**PROBLEM DESCRIPTION**
Pull every line with the word "GBPUSD" out of the entries below.
+++ RECORD EXTRACTS +++
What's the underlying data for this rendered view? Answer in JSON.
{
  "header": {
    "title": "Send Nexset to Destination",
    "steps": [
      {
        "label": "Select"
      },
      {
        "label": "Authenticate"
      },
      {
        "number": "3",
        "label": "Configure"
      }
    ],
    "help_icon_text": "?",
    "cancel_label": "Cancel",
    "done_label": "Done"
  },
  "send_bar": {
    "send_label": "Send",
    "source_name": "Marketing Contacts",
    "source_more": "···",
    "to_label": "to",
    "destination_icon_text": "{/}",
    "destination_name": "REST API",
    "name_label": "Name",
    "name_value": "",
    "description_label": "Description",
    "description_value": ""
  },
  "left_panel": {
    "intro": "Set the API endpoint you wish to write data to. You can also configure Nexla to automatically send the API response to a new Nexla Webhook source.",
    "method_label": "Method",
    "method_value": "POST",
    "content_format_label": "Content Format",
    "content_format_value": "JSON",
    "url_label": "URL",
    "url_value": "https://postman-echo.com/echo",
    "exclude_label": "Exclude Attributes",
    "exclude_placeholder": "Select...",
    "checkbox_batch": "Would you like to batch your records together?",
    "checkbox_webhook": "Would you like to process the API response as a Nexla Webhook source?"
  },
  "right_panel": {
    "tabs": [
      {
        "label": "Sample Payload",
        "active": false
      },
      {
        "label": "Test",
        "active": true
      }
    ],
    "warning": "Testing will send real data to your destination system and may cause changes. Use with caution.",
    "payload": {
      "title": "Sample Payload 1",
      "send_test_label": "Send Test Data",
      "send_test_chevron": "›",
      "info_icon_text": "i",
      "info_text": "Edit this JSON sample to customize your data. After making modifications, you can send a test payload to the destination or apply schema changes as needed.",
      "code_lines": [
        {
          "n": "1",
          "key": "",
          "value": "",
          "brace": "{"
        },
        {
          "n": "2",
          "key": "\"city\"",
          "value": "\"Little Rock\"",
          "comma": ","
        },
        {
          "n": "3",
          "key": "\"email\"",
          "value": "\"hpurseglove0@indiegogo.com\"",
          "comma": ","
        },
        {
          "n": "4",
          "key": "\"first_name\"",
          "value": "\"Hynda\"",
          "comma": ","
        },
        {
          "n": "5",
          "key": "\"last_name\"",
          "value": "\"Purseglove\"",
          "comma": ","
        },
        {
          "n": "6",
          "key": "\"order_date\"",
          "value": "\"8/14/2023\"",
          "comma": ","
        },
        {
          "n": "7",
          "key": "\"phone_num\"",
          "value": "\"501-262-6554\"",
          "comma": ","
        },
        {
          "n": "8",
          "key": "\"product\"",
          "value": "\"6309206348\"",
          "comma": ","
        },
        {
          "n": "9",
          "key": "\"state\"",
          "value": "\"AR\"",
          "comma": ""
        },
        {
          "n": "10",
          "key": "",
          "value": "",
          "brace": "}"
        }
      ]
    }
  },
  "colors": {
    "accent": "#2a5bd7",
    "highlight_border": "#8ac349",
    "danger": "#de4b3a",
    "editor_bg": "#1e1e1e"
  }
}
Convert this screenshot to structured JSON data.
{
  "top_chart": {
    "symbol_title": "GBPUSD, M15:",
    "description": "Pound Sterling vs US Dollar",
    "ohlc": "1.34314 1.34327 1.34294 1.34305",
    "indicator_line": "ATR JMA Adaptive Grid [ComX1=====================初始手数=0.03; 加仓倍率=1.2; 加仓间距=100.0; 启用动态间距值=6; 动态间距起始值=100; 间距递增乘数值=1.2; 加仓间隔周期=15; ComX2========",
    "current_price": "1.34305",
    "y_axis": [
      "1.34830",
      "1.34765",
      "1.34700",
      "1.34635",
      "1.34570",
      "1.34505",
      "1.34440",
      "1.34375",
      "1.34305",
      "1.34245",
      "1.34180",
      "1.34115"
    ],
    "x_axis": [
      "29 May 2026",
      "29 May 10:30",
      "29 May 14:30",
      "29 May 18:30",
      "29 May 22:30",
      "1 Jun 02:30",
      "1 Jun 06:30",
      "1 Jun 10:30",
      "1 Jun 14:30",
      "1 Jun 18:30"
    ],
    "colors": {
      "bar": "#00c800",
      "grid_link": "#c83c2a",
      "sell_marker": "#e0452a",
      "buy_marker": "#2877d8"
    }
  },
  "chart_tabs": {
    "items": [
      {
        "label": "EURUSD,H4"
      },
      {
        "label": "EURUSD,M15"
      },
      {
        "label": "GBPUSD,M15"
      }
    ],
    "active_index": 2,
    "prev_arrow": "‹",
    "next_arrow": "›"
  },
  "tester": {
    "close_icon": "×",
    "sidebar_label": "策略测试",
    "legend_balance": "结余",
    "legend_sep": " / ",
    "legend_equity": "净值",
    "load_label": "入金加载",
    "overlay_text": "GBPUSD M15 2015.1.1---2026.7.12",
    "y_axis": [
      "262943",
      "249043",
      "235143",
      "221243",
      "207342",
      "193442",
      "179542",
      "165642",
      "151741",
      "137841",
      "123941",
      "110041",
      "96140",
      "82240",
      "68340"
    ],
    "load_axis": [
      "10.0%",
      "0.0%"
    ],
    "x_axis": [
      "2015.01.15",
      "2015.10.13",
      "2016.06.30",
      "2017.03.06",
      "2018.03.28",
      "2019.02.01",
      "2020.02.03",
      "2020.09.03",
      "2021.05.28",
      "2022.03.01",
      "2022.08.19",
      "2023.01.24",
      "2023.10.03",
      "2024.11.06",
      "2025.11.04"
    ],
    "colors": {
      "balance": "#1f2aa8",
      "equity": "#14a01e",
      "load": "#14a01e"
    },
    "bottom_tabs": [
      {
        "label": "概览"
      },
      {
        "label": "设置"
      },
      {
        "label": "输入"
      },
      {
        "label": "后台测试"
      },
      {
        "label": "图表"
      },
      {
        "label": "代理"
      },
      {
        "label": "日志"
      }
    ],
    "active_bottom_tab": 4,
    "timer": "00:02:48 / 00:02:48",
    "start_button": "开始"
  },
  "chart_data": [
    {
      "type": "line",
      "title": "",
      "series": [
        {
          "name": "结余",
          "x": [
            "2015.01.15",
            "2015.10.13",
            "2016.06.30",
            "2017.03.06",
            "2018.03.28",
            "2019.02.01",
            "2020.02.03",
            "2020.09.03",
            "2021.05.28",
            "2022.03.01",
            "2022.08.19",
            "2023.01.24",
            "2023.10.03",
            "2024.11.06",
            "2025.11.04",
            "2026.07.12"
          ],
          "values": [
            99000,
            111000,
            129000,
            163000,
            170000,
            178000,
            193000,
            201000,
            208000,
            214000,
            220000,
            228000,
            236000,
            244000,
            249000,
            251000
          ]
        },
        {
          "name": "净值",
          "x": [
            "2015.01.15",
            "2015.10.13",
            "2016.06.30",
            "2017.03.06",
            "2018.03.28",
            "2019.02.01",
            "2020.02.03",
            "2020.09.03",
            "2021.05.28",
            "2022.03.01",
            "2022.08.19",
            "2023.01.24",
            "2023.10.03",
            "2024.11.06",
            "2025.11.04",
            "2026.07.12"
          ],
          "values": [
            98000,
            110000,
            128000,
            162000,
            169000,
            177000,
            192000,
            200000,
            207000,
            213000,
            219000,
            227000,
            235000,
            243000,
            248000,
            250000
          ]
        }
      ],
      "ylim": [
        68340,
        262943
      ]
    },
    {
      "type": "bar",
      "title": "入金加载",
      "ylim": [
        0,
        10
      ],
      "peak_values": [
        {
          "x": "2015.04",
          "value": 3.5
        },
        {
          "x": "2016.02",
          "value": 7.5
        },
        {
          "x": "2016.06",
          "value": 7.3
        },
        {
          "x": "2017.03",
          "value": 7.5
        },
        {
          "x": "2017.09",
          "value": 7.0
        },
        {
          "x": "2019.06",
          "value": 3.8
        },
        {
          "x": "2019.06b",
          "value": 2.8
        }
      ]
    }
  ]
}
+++
**ANSWER BOX**
    "symbol_title": "GBPUSD, M15:",
        "label": "GBPUSD,M15"
    "overlay_text": "GBPUSD M15 2015.1.1---2026.7.12",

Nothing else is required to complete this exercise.